I wanted to write about
the dimming light,
how our bones shift and sigh,
restless for warmth;
the way leaves yearn,
open their pores,
then open them more;

about bones lying like leeks
in green shrouds, gasping,
and the sun weighed down
by a pile of overcoats
thrown in a stack
at the back of the hill;

about the polyanthus and cowslip
that flowered in November
outside my back door,
how lonely they looked,
wrongly dressed for the season,
attracting the slimy kisses of slugs;

about blood running grey
and mould webbing human feet;
about how we bury bodies,
how down to earth it is.

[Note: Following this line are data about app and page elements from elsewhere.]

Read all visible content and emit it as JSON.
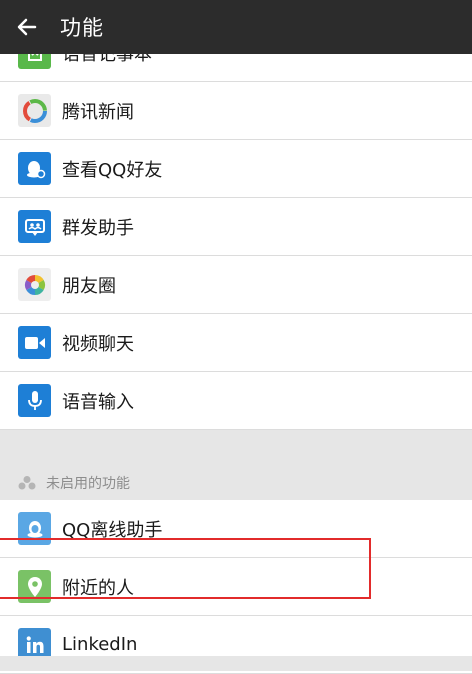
{
  "header": {
    "title": "功能"
  },
  "enabled_items": [
    {
      "label": "语音记事本",
      "icon": "notepad-icon"
    },
    {
      "label": "腾讯新闻",
      "icon": "tencent-news-icon"
    },
    {
      "label": "查看QQ好友",
      "icon": "qq-friends-icon"
    },
    {
      "label": "群发助手",
      "icon": "mass-message-icon"
    },
    {
      "label": "朋友圈",
      "icon": "moments-icon"
    },
    {
      "label": "视频聊天",
      "icon": "video-chat-icon"
    },
    {
      "label": "语音输入",
      "icon": "voice-input-icon"
    }
  ],
  "disabled_section": {
    "title": "未启用的功能",
    "items": [
      {
        "label": "QQ离线助手",
        "icon": "qq-offline-icon"
      },
      {
        "label": "附近的人",
        "icon": "location-pin-icon"
      },
      {
        "label": "LinkedIn",
        "icon": "linkedin-icon"
      }
    ]
  },
  "colors": {
    "header_bg": "#2c2c2c",
    "page_bg": "#e6e6e6",
    "highlight": "#e22b2b",
    "icon_blue": "#1e7fd6",
    "icon_green": "#59b84a",
    "nearby_green": "#7ac266",
    "offline_blue": "#5aa7e4",
    "linkedin_blue": "#3f8fd2"
  }
}
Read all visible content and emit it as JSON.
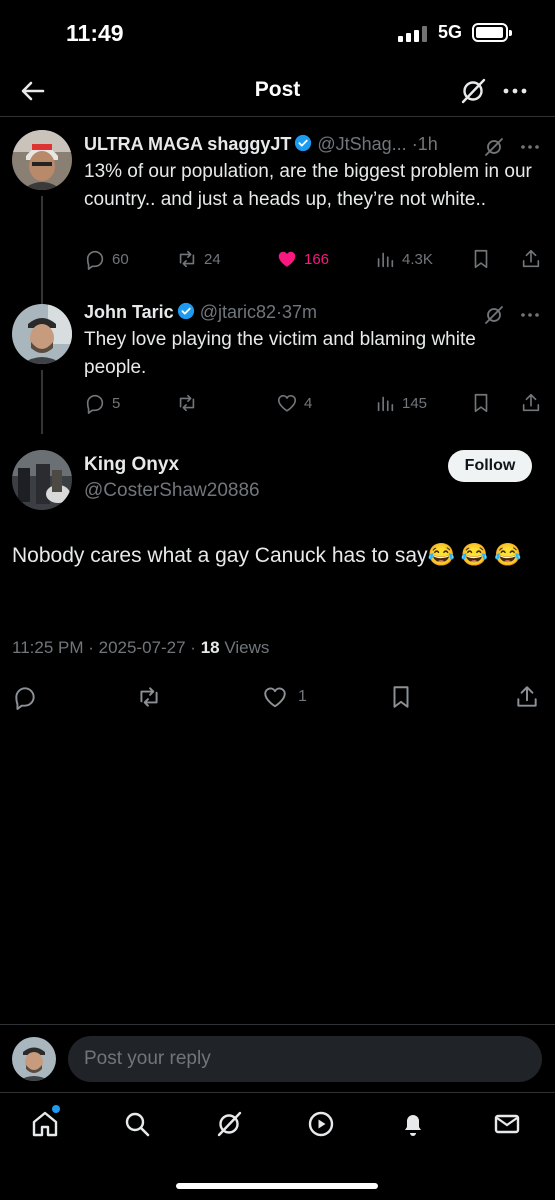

Until I discovered the origins of our word
for putting someone in the ground
and that a string of US undertakers
had found the word as well
and liked it
and used it as their trade name
and that made me smile.